(DATA FOR ANALYSIS begins)
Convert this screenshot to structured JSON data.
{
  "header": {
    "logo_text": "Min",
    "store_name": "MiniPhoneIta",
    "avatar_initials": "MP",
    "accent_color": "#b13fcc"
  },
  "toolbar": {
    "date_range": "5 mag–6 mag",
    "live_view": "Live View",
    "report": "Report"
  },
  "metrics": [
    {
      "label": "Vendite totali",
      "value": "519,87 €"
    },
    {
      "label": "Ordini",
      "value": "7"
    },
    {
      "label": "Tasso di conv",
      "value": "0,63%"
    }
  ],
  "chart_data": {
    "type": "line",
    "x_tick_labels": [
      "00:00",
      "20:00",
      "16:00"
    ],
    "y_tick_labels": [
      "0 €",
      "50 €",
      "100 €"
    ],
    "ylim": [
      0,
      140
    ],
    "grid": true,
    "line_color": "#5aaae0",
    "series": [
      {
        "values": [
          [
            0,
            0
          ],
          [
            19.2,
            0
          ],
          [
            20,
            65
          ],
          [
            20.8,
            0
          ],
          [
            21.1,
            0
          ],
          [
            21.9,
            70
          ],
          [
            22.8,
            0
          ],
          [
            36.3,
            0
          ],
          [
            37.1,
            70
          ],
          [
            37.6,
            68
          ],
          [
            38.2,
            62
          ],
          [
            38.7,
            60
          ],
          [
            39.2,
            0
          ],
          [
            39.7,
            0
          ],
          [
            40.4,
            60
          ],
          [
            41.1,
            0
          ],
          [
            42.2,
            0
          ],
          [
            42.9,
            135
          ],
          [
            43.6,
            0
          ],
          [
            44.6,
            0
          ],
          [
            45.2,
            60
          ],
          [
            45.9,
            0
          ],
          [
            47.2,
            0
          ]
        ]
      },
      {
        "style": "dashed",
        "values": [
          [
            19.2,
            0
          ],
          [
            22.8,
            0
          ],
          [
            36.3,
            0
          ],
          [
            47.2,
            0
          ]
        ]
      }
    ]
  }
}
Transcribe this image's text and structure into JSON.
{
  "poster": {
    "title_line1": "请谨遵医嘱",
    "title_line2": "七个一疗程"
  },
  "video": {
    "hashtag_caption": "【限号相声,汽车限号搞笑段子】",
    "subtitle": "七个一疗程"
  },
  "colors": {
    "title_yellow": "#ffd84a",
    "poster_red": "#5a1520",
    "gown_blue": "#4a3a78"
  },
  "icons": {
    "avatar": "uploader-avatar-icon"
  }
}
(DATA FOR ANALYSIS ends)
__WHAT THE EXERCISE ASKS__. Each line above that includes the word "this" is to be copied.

__ANSWER SECTION__.
Convert this screenshot to structured JSON data.
Transcribe this image's text and structure into JSON.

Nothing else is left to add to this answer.